Return every line of the entries that includes the word "this".

Data entries:
↓↓↓

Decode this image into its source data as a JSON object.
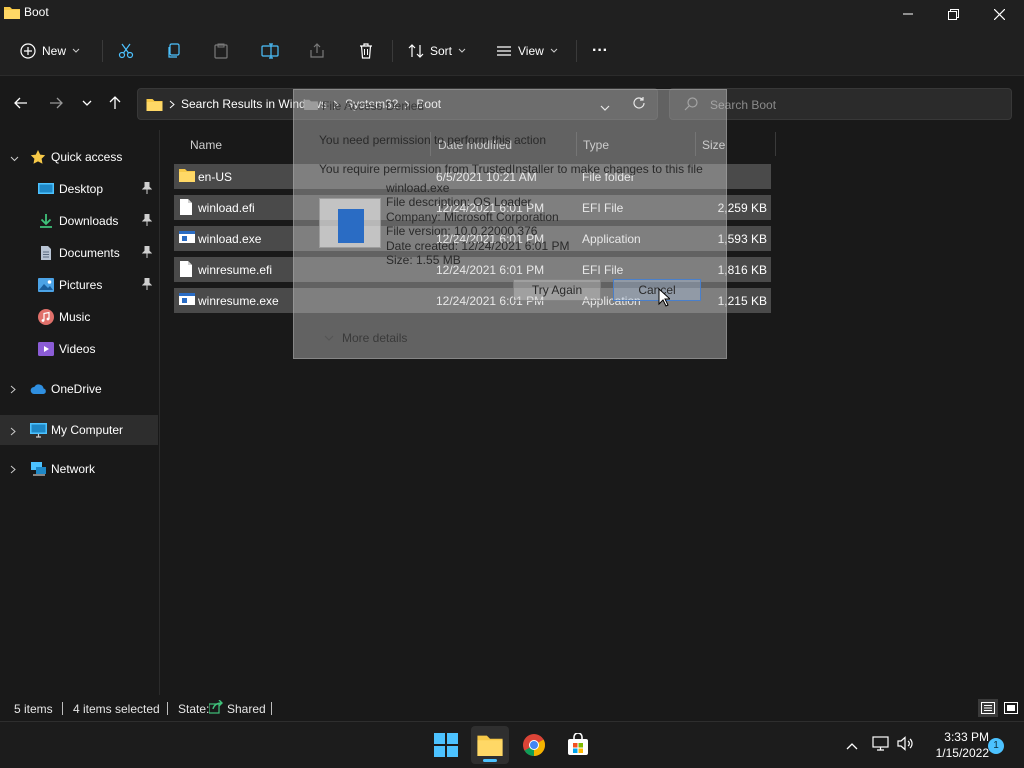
{
  "window": {
    "title": "Boot"
  },
  "toolbar": {
    "new_label": "New",
    "sort_label": "Sort",
    "view_label": "View",
    "more_label": "···"
  },
  "address": {
    "crumbs": [
      "Search Results in Windows",
      "System32",
      "Boot"
    ]
  },
  "search": {
    "placeholder": "Search Boot"
  },
  "nav": {
    "quick_access": "Quick access",
    "items": [
      {
        "label": "Desktop",
        "icon": "desktop-icon"
      },
      {
        "label": "Downloads",
        "icon": "downloads-icon"
      },
      {
        "label": "Documents",
        "icon": "documents-icon"
      },
      {
        "label": "Pictures",
        "icon": "pictures-icon"
      },
      {
        "label": "Music",
        "icon": "music-icon"
      },
      {
        "label": "Videos",
        "icon": "videos-icon"
      }
    ],
    "onedrive": "OneDrive",
    "my_computer": "My Computer",
    "network": "Network"
  },
  "columns": {
    "name": "Name",
    "date": "Date modified",
    "type": "Type",
    "size": "Size"
  },
  "files": [
    {
      "name": "en-US",
      "date": "6/5/2021 10:21 AM",
      "type": "File folder",
      "size": ""
    },
    {
      "name": "winload.efi",
      "date": "12/24/2021 6:01 PM",
      "type": "EFI File",
      "size": "2,259 KB"
    },
    {
      "name": "winload.exe",
      "date": "12/24/2021 6:01 PM",
      "type": "Application",
      "size": "1,593 KB"
    },
    {
      "name": "winresume.efi",
      "date": "12/24/2021 6:01 PM",
      "type": "EFI File",
      "size": "1,816 KB"
    },
    {
      "name": "winresume.exe",
      "date": "12/24/2021 6:01 PM",
      "type": "Application",
      "size": "1,215 KB"
    }
  ],
  "status": {
    "items": "5 items",
    "selected": "4 items selected",
    "state_label": "State:",
    "state_value": "Shared"
  },
  "dialog": {
    "title": "File Access Denied",
    "heading": "You need permission to perform this action",
    "message": "You require permission from TrustedInstaller to make changes to this file",
    "file_name": "winload.exe",
    "description": "File description: OS Loader",
    "company": "Company: Microsoft Corporation",
    "version": "File version: 10.0.22000.376",
    "created": "Date created: 12/24/2021 6:01 PM",
    "size": "Size: 1.55 MB",
    "try_again": "Try Again",
    "cancel": "Cancel",
    "more_details": "More details"
  },
  "taskbar": {
    "time": "3:33 PM",
    "date": "1/15/2022",
    "notifications": "1"
  },
  "colors": {
    "accent": "#4cc2ff",
    "folder": "#f7c948",
    "selection": "#4a4a4a"
  }
}
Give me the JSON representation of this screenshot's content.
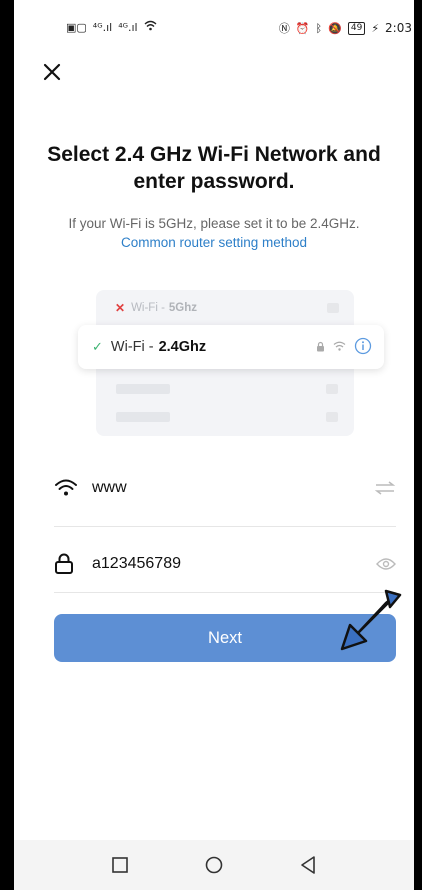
{
  "status_bar": {
    "left_icons": [
      "HD",
      "4G",
      "4G",
      "wifi-signal"
    ],
    "right_icons": [
      "nfc",
      "alarm",
      "bluetooth",
      "mute"
    ],
    "battery": "49",
    "time": "2:03"
  },
  "title": "Select 2.4 GHz Wi-Fi Network and enter password.",
  "subtitle_text": "If your Wi-Fi is 5GHz, please set it to be 2.4GHz.",
  "subtitle_link": "Common router setting method",
  "illustration": {
    "bad_prefix": "Wi-Fi - ",
    "bad_band": "5Ghz",
    "good_prefix": "Wi-Fi - ",
    "good_band": "2.4Ghz"
  },
  "wifi_field": {
    "value": "www",
    "icon": "wifi-icon",
    "action_icon": "switch-network-icon"
  },
  "password_field": {
    "value": "a123456789",
    "icon": "lock-icon",
    "action_icon": "eye-icon"
  },
  "next_label": "Next",
  "colors": {
    "primary": "#5d8fd4",
    "link": "#2d7fc8",
    "check": "#3cb371",
    "cross": "#e04040"
  }
}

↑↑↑

*Task solution*:
Decode this image into its source data as a JSON object.
    "heading": "You need permission to perform this action",
    "message": "You require permission from TrustedInstaller to make changes to this file",
Give me the JSON representation of this screenshot's content.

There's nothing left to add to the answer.